# WHAT YOU ARE ASKED TO DO:
Print each record below word for word.

# RECORDS FOR THE TASK:
- - - - -

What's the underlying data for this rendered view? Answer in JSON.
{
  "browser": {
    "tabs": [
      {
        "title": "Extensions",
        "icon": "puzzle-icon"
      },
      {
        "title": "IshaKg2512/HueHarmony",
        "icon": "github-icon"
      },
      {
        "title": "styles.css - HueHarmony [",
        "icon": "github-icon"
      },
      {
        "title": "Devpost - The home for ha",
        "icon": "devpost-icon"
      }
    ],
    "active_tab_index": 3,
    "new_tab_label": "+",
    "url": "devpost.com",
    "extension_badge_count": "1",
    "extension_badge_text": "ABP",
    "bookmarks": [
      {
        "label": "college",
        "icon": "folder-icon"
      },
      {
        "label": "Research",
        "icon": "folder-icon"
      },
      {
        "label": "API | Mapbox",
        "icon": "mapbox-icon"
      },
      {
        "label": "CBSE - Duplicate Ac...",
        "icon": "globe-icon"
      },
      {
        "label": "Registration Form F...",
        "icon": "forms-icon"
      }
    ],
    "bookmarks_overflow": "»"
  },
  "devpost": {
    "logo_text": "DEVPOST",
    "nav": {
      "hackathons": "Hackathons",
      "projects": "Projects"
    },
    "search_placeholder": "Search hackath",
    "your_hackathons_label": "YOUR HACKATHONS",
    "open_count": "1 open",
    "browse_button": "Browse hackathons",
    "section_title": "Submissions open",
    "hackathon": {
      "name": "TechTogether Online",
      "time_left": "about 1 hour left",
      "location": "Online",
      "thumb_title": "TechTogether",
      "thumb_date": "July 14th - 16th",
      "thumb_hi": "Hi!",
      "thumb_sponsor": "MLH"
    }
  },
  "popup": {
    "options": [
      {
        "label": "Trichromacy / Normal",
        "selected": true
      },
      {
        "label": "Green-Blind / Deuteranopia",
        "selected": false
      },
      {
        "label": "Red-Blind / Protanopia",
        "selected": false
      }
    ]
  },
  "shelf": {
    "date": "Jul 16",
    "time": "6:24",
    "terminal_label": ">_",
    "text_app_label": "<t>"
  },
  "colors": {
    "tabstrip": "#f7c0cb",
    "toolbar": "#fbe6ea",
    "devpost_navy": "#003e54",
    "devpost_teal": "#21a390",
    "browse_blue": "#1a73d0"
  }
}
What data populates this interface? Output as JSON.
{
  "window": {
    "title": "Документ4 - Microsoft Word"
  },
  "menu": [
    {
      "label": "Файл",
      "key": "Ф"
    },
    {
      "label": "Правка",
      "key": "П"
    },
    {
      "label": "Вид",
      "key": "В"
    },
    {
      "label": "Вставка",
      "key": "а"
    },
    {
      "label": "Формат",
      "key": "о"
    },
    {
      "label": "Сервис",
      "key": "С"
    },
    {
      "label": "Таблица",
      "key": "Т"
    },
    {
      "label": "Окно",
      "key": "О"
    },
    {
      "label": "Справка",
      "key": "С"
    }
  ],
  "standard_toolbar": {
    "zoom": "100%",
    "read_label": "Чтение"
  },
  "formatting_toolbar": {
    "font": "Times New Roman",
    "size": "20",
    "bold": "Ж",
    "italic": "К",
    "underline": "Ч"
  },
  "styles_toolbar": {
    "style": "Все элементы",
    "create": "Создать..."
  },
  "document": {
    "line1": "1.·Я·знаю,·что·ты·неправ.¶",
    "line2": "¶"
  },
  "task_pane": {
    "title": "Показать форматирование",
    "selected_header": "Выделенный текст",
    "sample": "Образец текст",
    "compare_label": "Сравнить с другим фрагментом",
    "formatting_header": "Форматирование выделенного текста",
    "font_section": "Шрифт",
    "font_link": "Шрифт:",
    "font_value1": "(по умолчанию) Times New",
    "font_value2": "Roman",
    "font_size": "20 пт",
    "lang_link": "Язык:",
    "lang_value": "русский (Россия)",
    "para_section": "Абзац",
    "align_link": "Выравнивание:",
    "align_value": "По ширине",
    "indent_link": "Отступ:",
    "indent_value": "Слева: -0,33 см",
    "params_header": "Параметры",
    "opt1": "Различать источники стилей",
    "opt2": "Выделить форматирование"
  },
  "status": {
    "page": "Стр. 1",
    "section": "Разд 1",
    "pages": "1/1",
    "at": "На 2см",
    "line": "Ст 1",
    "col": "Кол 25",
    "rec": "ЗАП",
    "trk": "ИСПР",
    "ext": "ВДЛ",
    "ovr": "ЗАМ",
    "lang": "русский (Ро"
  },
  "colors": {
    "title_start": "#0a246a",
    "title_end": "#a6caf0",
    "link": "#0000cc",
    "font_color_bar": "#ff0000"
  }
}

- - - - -

# SOLVED EXERCISE:
What's the underlying data for this rendered view? Answer in JSON.
{
  "browser": {
    "tabs": [
      {
        "title": "Extensions",
        "icon": "puzzle-icon"
      },
      {
        "title": "IshaKg2512/HueHarmony",
        "icon": "github-icon"
      },
      {
        "title": "styles.css - HueHarmony [",
        "icon": "github-icon"
      },
      {
        "title": "Devpost - The home for ha",
        "icon": "devpost-icon"
      }
    ],
    "active_tab_index": 3,
    "new_tab_label": "+",
    "url": "devpost.com",
    "extension_badge_count": "1",
    "extension_badge_text": "ABP",
    "bookmarks": [
      {
        "label": "college",
        "icon": "folder-icon"
      },
      {
        "label": "Research",
        "icon": "folder-icon"
      },
      {
        "label": "API | Mapbox",
        "icon": "mapbox-icon"
      },
      {
        "label": "CBSE - Duplicate Ac...",
        "icon": "globe-icon"
      },
      {
        "label": "Registration Form F...",
        "icon": "forms-icon"
      }
    ],
    "bookmarks_overflow": "»"
  },
  "devpost": {
    "logo_text": "DEVPOST",
    "nav": {
      "hackathons": "Hackathons",
      "projects": "Projects"
    },
    "search_placeholder": "Search hackath",
    "your_hackathons_label": "YOUR HACKATHONS",
    "open_count": "1 open",
    "browse_button": "Browse hackathons",
    "section_title": "Submissions open",
    "hackathon": {
      "name": "TechTogether Online",
      "time_left": "about 1 hour left",
      "location": "Online",
      "thumb_title": "TechTogether",
      "thumb_date": "July 14th - 16th",
      "thumb_hi": "Hi!",
      "thumb_sponsor": "MLH"
    }
  },
  "popup": {
    "options": [
      {
        "label": "Trichromacy / Normal",
        "selected": true
      },
      {
        "label": "Green-Blind / Deuteranopia",
        "selected": false
      },
      {
        "label": "Red-Blind / Protanopia",
        "selected": false
      }
    ]
  },
  "shelf": {
    "date": "Jul 16",
    "time": "6:24",
    "terminal_label": ">_",
    "text_app_label": "<t>"
  },
  "colors": {
    "tabstrip": "#f7c0cb",
    "toolbar": "#fbe6ea",
    "devpost_navy": "#003e54",
    "devpost_teal": "#21a390",
    "browse_blue": "#1a73d0"
  }
}
What data populates this interface? Output as JSON.
{
  "window": {
    "title": "Документ4 - Microsoft Word"
  },
  "menu": [
    {
      "label": "Файл",
      "key": "Ф"
    },
    {
      "label": "Правка",
      "key": "П"
    },
    {
      "label": "Вид",
      "key": "В"
    },
    {
      "label": "Вставка",
      "key": "а"
    },
    {
      "label": "Формат",
      "key": "о"
    },
    {
      "label": "Сервис",
      "key": "С"
    },
    {
      "label": "Таблица",
      "key": "Т"
    },
    {
      "label": "Окно",
      "key": "О"
    },
    {
      "label": "Справка",
      "key": "С"
    }
  ],
  "standard_toolbar": {
    "zoom": "100%",
    "read_label": "Чтение"
  },
  "formatting_toolbar": {
    "font": "Times New Roman",
    "size": "20",
    "bold": "Ж",
    "italic": "К",
    "underline": "Ч"
  },
  "styles_toolbar": {
    "style": "Все элементы",
    "create": "Создать..."
  },
  "document": {
    "line1": "1.·Я·знаю,·что·ты·неправ.¶",
    "line2": "¶"
  },
  "task_pane": {
    "title": "Показать форматирование",
    "selected_header": "Выделенный текст",
    "sample": "Образец текст",
    "compare_label": "Сравнить с другим фрагментом",
    "formatting_header": "Форматирование выделенного текста",
    "font_section": "Шрифт",
    "font_link": "Шрифт:",
    "font_value1": "(по умолчанию) Times New",
    "font_value2": "Roman",
    "font_size": "20 пт",
    "lang_link": "Язык:",
    "lang_value": "русский (Россия)",
    "para_section": "Абзац",
    "align_link": "Выравнивание:",
    "align_value": "По ширине",
    "indent_link": "Отступ:",
    "indent_value": "Слева: -0,33 см",
    "params_header": "Параметры",
    "opt1": "Различать источники стилей",
    "opt2": "Выделить форматирование"
  },
  "status": {
    "page": "Стр. 1",
    "section": "Разд 1",
    "pages": "1/1",
    "at": "На 2см",
    "line": "Ст 1",
    "col": "Кол 25",
    "rec": "ЗАП",
    "trk": "ИСПР",
    "ext": "ВДЛ",
    "ovr": "ЗАМ",
    "lang": "русский (Ро"
  },
  "colors": {
    "title_start": "#0a246a",
    "title_end": "#a6caf0",
    "link": "#0000cc",
    "font_color_bar": "#ff0000"
  }
}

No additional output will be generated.